[[ Supplied information, beginning ]]
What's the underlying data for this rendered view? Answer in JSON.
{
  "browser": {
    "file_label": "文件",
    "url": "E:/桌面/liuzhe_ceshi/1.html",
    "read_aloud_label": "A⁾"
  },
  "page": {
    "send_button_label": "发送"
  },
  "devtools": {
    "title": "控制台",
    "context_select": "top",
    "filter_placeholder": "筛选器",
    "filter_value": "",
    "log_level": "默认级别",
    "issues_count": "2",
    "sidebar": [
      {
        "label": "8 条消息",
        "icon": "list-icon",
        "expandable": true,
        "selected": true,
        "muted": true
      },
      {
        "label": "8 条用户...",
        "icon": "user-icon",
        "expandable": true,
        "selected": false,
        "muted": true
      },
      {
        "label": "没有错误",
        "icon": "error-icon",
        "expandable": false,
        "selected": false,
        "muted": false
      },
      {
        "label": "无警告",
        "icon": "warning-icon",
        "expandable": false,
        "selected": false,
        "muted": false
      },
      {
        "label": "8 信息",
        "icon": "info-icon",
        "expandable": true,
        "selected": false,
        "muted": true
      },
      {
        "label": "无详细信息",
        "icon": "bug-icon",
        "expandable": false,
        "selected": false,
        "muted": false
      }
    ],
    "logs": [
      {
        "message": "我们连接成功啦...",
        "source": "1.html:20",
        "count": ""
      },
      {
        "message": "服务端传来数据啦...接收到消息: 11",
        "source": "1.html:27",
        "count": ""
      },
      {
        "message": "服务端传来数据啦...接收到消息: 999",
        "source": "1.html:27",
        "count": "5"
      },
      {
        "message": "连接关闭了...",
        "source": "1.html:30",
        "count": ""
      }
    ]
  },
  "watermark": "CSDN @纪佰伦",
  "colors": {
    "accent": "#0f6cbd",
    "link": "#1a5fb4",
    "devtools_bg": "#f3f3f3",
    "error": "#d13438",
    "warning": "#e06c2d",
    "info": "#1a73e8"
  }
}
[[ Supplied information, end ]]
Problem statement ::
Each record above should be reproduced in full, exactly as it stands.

Expected answer ::
What's the underlying data for this rendered view? Answer in JSON.
{
  "browser": {
    "file_label": "文件",
    "url": "E:/桌面/liuzhe_ceshi/1.html",
    "read_aloud_label": "A⁾"
  },
  "page": {
    "send_button_label": "发送"
  },
  "devtools": {
    "title": "控制台",
    "context_select": "top",
    "filter_placeholder": "筛选器",
    "filter_value": "",
    "log_level": "默认级别",
    "issues_count": "2",
    "sidebar": [
      {
        "label": "8 条消息",
        "icon": "list-icon",
        "expandable": true,
        "selected": true,
        "muted": true
      },
      {
        "label": "8 条用户...",
        "icon": "user-icon",
        "expandable": true,
        "selected": false,
        "muted": true
      },
      {
        "label": "没有错误",
        "icon": "error-icon",
        "expandable": false,
        "selected": false,
        "muted": false
      },
      {
        "label": "无警告",
        "icon": "warning-icon",
        "expandable": false,
        "selected": false,
        "muted": false
      },
      {
        "label": "8 信息",
        "icon": "info-icon",
        "expandable": true,
        "selected": false,
        "muted": true
      },
      {
        "label": "无详细信息",
        "icon": "bug-icon",
        "expandable": false,
        "selected": false,
        "muted": false
      }
    ],
    "logs": [
      {
        "message": "我们连接成功啦...",
        "source": "1.html:20",
        "count": ""
      },
      {
        "message": "服务端传来数据啦...接收到消息: 11",
        "source": "1.html:27",
        "count": ""
      },
      {
        "message": "服务端传来数据啦...接收到消息: 999",
        "source": "1.html:27",
        "count": "5"
      },
      {
        "message": "连接关闭了...",
        "source": "1.html:30",
        "count": ""
      }
    ]
  },
  "watermark": "CSDN @纪佰伦",
  "colors": {
    "accent": "#0f6cbd",
    "link": "#1a5fb4",
    "devtools_bg": "#f3f3f3",
    "error": "#d13438",
    "warning": "#e06c2d",
    "info": "#1a73e8"
  }
}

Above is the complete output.